Before this point in my life, death was a fleeting thought. Death happened to other people, in other families that weren’t mine and it never happened within my immediate sphere of existence. My understanding of the phenomenon was abstract and foggy, at best, and I have been blessed with 22 years of ignorant bliss in regards to the life shattering grief of losing a loved one.
Within the last two months, however, death and I have become intimate compatriots.
To a Nursing Assistant, death comes with the territory. We give end of life care before and after the resident has passed. We are there for each and every ragged breath, every disoriented delusion, every desperate attempt to fight it off and every quiet acceptance of the inevitable.
But Fay was my first.
Fay had returned to the facility, from the hospital, just a few days before. Truthfully, I don’t know what reasons he had been admitted for but there was no denying his condition worsened exponentially upon his discharge from the hospital.
Fay wouldn’t eat. He refused to drink the thickened liquids we gave him (per his doctor’s orders, due to his difficulty swallowing). The single thing that he was concerned about was getting his haircut. He lay in bed doing nothing, shouted for help when he wanted something, and over and over, he repeated how desperate he was for a haircut. This man had been up and walking before he went to the hospital. He had had a healthy appetite and frequently asked for ice cream and hot cocoa – he loved anything sweet. But in the matter of weeks that he was there, it was as if his spirit had been crushed.
In the day before his passing, his fear and unrest was palpable. I must have entered that room 16 times to try and calm him, all before 10 AM. We put him on oxygen around noon in an attempt to help him breath.
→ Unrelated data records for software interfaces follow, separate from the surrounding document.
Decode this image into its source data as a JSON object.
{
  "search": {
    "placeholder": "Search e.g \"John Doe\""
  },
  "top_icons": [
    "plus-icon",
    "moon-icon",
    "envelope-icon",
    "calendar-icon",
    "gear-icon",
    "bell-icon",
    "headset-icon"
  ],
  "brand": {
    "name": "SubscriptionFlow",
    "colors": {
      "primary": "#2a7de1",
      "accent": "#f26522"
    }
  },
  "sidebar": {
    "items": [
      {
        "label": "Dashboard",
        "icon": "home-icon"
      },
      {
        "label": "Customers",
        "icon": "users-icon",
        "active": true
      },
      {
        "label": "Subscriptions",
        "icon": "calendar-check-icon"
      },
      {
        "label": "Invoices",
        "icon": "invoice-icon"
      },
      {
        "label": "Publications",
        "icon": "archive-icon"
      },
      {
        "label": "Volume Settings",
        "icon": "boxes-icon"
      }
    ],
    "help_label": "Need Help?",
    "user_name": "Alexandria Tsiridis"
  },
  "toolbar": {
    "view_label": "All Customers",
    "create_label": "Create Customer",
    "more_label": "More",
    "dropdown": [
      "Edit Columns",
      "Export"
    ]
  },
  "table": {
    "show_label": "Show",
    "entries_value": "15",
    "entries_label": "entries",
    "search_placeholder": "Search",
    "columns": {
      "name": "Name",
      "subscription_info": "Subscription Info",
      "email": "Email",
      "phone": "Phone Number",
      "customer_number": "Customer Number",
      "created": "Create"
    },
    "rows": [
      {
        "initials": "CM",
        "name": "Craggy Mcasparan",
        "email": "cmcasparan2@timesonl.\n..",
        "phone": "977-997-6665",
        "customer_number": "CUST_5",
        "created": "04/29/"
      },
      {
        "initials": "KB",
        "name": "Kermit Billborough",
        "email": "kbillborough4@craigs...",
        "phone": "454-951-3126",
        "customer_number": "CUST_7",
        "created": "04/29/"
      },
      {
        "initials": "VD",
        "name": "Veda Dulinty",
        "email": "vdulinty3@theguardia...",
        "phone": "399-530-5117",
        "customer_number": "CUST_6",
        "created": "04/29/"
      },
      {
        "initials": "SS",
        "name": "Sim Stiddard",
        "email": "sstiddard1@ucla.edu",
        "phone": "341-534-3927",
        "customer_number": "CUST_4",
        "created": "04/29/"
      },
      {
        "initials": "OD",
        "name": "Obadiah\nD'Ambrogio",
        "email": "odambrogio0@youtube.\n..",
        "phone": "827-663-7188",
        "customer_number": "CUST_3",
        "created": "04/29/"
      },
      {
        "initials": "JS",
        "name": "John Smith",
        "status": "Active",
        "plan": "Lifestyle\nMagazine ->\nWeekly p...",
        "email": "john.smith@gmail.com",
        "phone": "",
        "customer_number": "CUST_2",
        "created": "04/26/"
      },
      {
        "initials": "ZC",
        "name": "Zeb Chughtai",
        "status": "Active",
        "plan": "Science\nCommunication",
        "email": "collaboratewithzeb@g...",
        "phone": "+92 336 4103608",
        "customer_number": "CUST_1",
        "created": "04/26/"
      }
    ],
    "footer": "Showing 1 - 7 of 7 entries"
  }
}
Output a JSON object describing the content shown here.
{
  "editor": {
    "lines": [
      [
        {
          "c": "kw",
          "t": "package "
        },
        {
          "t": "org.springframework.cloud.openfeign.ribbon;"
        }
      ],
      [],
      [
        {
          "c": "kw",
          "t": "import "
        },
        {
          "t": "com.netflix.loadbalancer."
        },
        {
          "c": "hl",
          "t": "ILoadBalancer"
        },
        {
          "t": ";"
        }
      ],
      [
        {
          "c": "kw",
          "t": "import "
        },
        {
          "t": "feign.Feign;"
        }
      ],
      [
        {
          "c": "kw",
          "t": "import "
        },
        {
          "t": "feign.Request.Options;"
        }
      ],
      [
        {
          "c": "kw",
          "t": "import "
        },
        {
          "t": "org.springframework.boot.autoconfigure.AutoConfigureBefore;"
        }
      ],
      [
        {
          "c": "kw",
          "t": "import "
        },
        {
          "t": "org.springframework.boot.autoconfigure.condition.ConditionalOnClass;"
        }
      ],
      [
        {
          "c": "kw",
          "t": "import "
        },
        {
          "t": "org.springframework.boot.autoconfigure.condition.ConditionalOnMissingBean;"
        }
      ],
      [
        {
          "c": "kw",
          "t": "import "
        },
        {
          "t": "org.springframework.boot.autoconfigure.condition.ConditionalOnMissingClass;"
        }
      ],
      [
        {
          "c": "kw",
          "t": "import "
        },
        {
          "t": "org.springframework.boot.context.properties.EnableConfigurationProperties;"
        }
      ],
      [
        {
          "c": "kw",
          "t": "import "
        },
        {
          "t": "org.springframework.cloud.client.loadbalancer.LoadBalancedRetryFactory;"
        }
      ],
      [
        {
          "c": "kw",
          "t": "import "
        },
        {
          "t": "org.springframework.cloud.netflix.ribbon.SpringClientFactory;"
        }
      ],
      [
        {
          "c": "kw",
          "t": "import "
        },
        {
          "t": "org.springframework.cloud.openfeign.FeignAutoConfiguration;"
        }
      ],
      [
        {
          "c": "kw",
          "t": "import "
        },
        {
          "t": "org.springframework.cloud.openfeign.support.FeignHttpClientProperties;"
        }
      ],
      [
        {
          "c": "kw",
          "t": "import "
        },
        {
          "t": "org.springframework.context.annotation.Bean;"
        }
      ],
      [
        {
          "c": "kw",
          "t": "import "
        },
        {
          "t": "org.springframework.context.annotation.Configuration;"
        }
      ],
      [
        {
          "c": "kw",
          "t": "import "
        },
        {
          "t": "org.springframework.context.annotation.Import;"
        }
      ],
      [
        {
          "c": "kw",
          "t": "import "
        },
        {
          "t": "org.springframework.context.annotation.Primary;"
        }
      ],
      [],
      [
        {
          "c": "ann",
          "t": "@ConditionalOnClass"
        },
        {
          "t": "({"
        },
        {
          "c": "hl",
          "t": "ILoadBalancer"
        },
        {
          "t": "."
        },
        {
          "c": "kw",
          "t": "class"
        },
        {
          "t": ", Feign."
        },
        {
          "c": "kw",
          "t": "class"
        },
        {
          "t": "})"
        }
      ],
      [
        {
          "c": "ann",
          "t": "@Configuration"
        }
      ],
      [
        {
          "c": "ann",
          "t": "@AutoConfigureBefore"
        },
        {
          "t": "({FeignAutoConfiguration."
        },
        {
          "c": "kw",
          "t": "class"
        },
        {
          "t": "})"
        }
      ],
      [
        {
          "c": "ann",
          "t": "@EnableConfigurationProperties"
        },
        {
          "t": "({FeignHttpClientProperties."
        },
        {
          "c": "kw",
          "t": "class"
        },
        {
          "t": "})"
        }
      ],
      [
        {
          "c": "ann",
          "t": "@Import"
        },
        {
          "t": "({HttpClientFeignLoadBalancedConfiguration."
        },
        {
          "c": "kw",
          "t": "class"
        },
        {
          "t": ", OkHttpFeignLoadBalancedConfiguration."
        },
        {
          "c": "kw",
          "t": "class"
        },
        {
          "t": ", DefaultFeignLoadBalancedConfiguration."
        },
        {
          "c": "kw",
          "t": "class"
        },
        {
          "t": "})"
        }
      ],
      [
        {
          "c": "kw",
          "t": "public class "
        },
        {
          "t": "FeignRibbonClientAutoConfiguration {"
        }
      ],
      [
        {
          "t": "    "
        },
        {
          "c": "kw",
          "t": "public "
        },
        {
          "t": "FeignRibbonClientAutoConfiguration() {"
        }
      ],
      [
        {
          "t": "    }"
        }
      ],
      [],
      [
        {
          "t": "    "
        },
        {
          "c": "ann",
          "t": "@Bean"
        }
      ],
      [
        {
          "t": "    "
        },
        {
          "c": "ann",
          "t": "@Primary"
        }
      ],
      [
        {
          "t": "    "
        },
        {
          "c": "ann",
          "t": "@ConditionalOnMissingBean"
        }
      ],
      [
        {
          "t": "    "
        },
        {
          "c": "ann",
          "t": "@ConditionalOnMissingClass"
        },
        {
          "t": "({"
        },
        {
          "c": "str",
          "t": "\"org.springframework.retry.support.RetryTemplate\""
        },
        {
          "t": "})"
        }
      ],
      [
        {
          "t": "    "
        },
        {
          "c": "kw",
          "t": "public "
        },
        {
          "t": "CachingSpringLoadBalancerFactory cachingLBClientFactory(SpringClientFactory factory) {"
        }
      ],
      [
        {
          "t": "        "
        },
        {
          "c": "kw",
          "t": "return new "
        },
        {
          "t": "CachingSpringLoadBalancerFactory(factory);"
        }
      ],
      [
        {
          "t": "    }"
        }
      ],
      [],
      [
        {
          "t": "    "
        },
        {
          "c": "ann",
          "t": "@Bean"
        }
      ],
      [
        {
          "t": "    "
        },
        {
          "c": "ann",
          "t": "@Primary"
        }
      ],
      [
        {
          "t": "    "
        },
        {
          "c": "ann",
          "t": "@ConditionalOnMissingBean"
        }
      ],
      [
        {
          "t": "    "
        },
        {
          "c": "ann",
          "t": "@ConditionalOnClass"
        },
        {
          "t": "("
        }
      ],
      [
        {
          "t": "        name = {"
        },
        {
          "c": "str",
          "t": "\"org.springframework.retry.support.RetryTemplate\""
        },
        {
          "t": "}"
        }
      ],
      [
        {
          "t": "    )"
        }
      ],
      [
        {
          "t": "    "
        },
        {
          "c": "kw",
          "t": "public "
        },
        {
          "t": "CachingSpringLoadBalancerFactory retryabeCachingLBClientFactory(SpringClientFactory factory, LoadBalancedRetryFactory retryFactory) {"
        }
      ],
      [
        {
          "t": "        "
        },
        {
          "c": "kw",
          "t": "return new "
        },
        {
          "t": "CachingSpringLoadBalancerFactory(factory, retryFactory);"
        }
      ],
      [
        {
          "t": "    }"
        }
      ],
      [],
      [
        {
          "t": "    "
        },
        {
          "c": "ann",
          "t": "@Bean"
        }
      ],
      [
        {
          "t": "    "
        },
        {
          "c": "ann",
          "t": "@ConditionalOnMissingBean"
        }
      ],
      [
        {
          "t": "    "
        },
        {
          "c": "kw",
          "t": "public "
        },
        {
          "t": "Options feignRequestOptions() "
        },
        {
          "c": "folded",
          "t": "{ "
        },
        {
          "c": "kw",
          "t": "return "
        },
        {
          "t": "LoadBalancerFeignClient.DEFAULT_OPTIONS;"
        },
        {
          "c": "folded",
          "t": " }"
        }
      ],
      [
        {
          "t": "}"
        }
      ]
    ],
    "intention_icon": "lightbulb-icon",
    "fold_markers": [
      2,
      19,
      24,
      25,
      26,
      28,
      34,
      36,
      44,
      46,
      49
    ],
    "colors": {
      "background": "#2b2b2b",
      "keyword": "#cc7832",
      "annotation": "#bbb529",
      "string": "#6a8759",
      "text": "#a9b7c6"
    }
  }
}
Around 2 in the afternoon, he began complaining that he could not move his arms or legs. By that evening, he was gone.
Being as it was my first, albeit detached, interaction with the death of a human being, I was struck by two things.
First was how unceremonious it was. This man had nothing in his closet. Not a t-shirt, not a pair of socks, not even adult diapers in his size. The walls around him were bare. No family member had been in to see him. No Pastor or Father or religious official had stopped in to give him a tiny sliver of peace. A human soul evaporated from the earth but life moved on as usual, as if it had never been there in the first place.
The second: his fear. His uncertainty. I’ve always had this fanciful notion in my head that death comes so quickly, it catches us by surprise and takes us in an instant, leaving us no time to think or worry. I knew reality was not that way, but I had no evidence to prove the contrary. Now, here it was. Staring me in the face.
Some of us die completely alone. Some of us die in a state of terror, overtaken by agonizing pain. Some of us die and no one that cares is around to notice. Some of us die and no one cares. But, one way or another, we die.
It’s a sobering thought. And I’m not sure how I feel about it at this point in time. But, I’m going to attempt to make their transitions into whatever it is that happens…afterwards…as smooth and supported as possible.
Mars, signing off. ◊